--- Data shown Enclosed Below ---

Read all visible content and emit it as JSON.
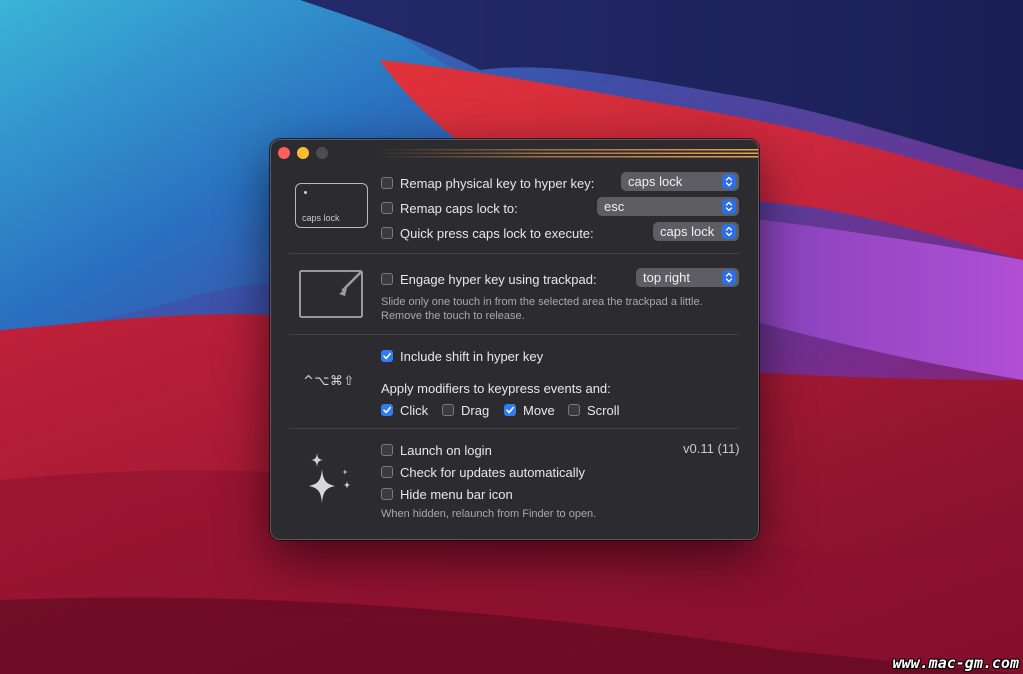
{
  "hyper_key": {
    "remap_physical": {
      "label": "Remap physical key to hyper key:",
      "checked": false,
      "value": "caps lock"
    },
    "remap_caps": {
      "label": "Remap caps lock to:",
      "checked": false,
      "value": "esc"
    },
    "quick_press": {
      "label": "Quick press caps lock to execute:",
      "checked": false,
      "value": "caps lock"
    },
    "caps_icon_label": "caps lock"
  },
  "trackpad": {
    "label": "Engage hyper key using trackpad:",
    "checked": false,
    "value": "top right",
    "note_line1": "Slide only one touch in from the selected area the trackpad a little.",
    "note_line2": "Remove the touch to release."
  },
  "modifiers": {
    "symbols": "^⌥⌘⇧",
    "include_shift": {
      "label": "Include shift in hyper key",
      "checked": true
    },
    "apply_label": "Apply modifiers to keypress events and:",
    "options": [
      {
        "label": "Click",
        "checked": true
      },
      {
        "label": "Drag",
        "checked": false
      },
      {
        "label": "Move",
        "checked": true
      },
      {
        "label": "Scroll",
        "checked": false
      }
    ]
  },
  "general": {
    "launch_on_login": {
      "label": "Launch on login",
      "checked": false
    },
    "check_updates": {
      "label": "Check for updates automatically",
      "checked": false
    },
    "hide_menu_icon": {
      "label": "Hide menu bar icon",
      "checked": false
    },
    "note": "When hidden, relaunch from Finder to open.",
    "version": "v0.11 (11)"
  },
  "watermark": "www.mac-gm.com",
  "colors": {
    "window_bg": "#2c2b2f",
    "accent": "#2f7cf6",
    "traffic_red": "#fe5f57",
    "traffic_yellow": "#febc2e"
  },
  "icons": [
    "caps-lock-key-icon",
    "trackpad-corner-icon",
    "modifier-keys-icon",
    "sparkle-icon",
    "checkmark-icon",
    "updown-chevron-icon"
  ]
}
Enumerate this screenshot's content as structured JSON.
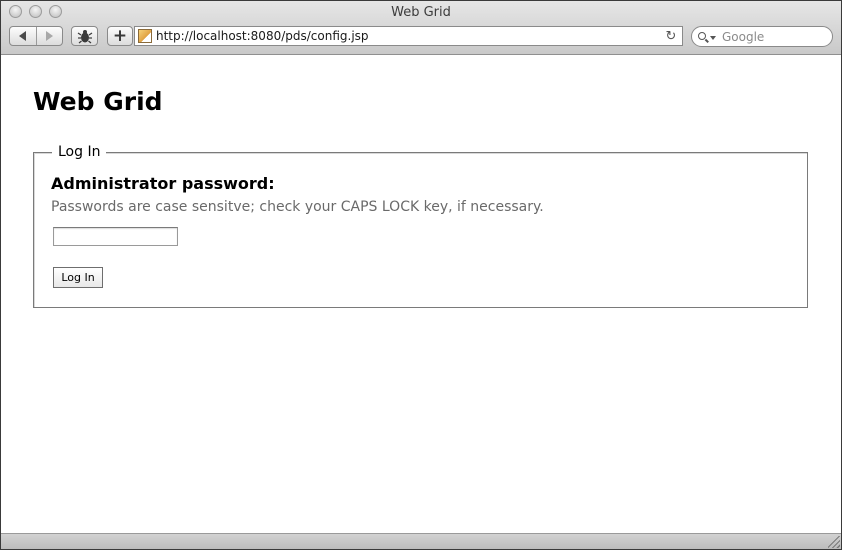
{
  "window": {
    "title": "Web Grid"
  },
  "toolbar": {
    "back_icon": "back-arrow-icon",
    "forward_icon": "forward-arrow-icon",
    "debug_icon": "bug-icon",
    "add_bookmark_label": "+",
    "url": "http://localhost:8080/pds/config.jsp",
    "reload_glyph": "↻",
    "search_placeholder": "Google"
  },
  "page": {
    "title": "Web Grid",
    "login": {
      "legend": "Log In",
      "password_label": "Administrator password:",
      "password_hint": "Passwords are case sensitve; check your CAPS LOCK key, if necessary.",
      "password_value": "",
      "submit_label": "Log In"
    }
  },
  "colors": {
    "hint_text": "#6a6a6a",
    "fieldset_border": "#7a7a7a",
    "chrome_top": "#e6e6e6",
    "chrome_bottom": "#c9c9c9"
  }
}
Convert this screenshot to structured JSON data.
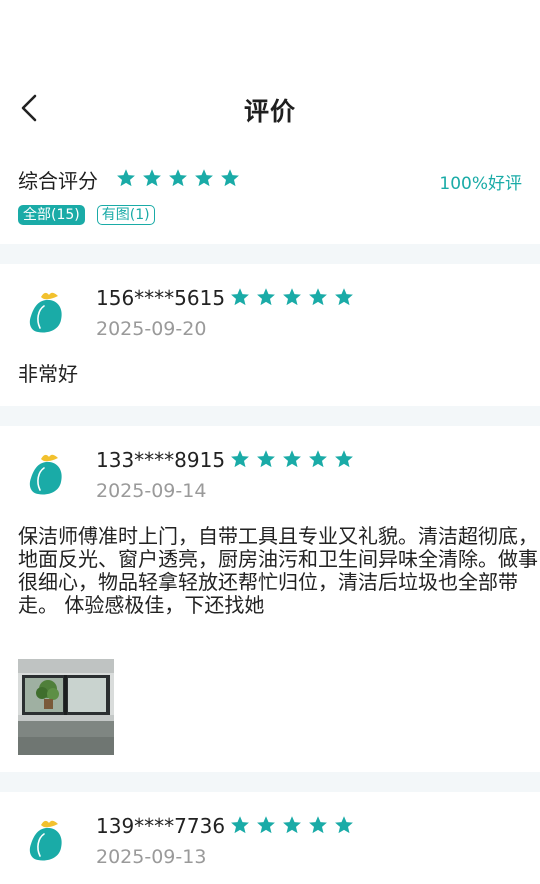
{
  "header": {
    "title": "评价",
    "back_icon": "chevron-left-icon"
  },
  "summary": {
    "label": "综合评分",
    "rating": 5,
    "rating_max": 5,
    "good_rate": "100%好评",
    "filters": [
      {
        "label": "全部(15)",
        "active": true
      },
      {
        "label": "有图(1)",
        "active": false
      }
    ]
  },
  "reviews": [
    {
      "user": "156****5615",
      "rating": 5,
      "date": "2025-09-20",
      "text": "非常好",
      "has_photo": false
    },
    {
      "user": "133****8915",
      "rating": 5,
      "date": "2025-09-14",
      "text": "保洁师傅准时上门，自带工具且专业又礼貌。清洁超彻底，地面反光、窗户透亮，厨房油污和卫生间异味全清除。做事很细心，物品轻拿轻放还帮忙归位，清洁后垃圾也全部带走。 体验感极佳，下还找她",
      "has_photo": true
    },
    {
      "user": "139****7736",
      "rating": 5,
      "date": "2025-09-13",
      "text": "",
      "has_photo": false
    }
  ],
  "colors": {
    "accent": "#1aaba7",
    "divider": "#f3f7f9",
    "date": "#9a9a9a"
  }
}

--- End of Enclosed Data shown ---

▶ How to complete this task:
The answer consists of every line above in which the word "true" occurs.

▶ Result of the exercise:
      "checked": true
        "checked": true
        "checked": true
        "active": true
      "has_photo": true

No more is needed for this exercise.